2019 Grantee: Nicholas Cosford, PhD
Sanford Burnham Prebys Medical Discovery Institute
Research Project: Pre-clinical Development of a ULK1/2 Inhibitor for Pancreatic Cancer
Award: 2019 Pancreatic Cancer Action Network Translational Research Grant
Award Period: July 1, 2019 – June 30, 2021
Dr. Cosford received his BSc and PhD degrees in chemistry from the University of Bath and pursued postdoctoral studies at Emory University. He has 20 years’ experience leading small-molecule drug discovery projects in biotech and big pharma, and more recently in the non-profit sector at Sanford Burnham Prebys Medical Discovery Institute.
Dr. Cosford’s research is broadly structured around the chemical biology of diseases and involves the investigation of small molecule interactions with therapeutically important proteins and cellular signaling pathways. One aspect of his research is focused on studying cellular pathways that regulate tumor cell metabolism, apoptosis and autophagy.
Therapeutically, he is interested in the discovery and optimization of compounds that have the potential to treat cancer, central nervous system diseases and infectious diseases. He is also interested in the application of microfluidic technology to chemical and biological problems.
Cancer cells undergoing rapid division rely on a cellular recycling process called autophagy, which removes damaged cellular components and supplies required nutrients for growth. Pancreatic cancer has been shown to be particularly reliant on autophagy and is sensitive to its disruption. Dr. Cosford and his research team’s efforts are directed toward the development of selective compounds that can interfere with autophagy and the advancement of these compounds into clinical trials.
The investigators have identified a series of compounds that inhibit a key activator of the autophagy pathway, a protein called ULK1. Their lead ULK1 inhibitor drug kills pancreatic tumor cells grown in a dish, reduces pancreatic tumor size in animal models, is orally available and is well tolerated in mice.

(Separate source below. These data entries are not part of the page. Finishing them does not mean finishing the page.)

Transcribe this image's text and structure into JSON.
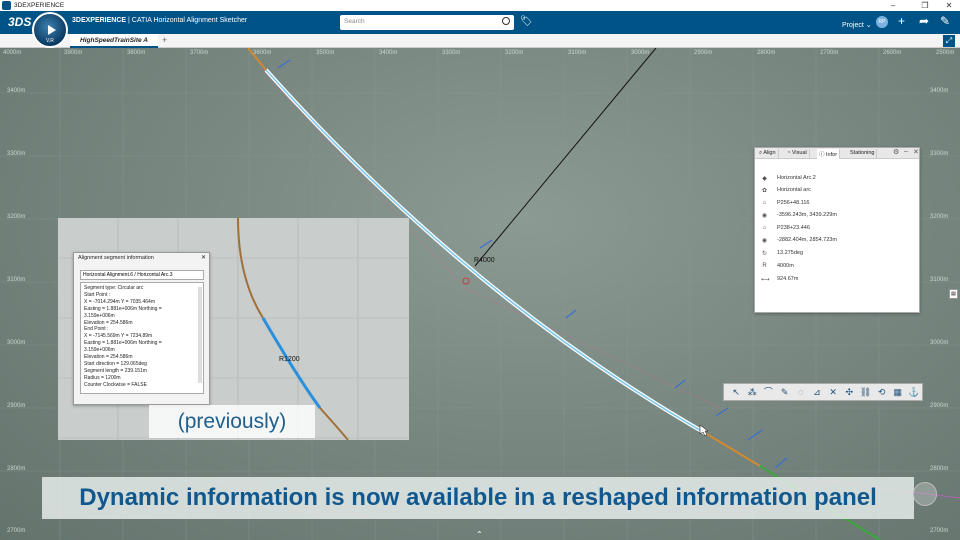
{
  "window": {
    "title": "3DEXPERIENCE"
  },
  "header": {
    "brand": "3DEXPERIENCE",
    "app": "CATIA Horizontal Alignment Sketcher",
    "search_placeholder": "Search",
    "project": "Project",
    "avatar": "RP",
    "compass_version": "V,R"
  },
  "tabs": {
    "active": "HighSpeedTrainSite A",
    "add": "+"
  },
  "axes": {
    "x_labels": [
      "4000m",
      "3900m",
      "3800m",
      "3700m",
      "3600m",
      "3500m",
      "3400m",
      "3300m",
      "3200m",
      "3100m",
      "3000m",
      "2900m",
      "2800m",
      "2700m",
      "2600m",
      "2500m"
    ],
    "y_labels_left": [
      "3400m",
      "3300m",
      "3200m",
      "3100m",
      "3000m",
      "2900m",
      "2800m",
      "2700m"
    ],
    "y_labels_right": [
      "3400m",
      "3300m",
      "3200m",
      "3100m",
      "3000m",
      "2900m",
      "2800m",
      "2700m"
    ]
  },
  "canvas": {
    "radius_label": "R4000",
    "inset_radius_label": "R1200"
  },
  "info_panel": {
    "tabs": [
      "Align",
      "Visual",
      "Infor",
      "Stationing"
    ],
    "rows": [
      {
        "icon": "tag-icon",
        "value": "Horizontal Arc.2"
      },
      {
        "icon": "type-icon",
        "value": "Horizontal arc"
      },
      {
        "icon": "start-station-icon",
        "value": "P256+48.116"
      },
      {
        "icon": "start-point-icon",
        "value": "-3596.243m, 3439.229m"
      },
      {
        "icon": "end-station-icon",
        "value": "P238+23.446"
      },
      {
        "icon": "end-point-icon",
        "value": "-2882.404m, 2854.723m"
      },
      {
        "icon": "angle-icon",
        "value": "13.275deg"
      },
      {
        "icon": "radius-icon",
        "value": "4000m"
      },
      {
        "icon": "length-icon",
        "value": "924.67m"
      }
    ]
  },
  "toolbar": {
    "tools": [
      "select-tool",
      "point-tool",
      "arc-tool",
      "pen-tool",
      "circle-tool",
      "line-tool",
      "cross-tool",
      "snap-tool",
      "constraint-tool",
      "measure-tool",
      "table-tool",
      "anchor-tool"
    ]
  },
  "dialog": {
    "title": "Alignment segment information",
    "selection": "Horizontal Alignment.6 / Horizontal Arc.3",
    "lines": [
      "Segment type: Circular arc",
      "Start Point :",
      "   X = -7014.294m Y = 7035.464m",
      "   Easting = 1.881e+006m Northing =",
      "3.159e+006m",
      "   Elevation = 254.586m",
      "End Point :",
      "   X = -7145.569m Y = 7234.89m",
      "   Easting = 1.881e+006m Northing =",
      "3.159e+006m",
      "   Elevation = 254.586m",
      "Start direction = 129.065deg",
      "Segment length = 239.151m",
      "Radius = 1200m",
      "Counter Clockwise = FALSE"
    ]
  },
  "labels": {
    "previously": "(previously)",
    "caption": "Dynamic information is now available in a reshaped information panel"
  }
}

To prepare their candidate drug for trials in pancreatic cancer patients, Dr. Cosford and colleagues propose to conduct a series of preclinical studies. They will produce large quantities of their drug for animal testing and optimize how the drug is prepared in order to meet the exacting standards required by the Food and Drug Administration (FDA) for human trials. They will then assess the effectiveness of the lead drug and whether it has the expected effect using genetic models of pancreatic cancer as well as mouse models derived from patient tumors. They will also examine the drug-like properties of their compound using established criteria for safety and potency. Performing these studies will allow the team to obtain the critical data required to move this new therapeutic into the clinic.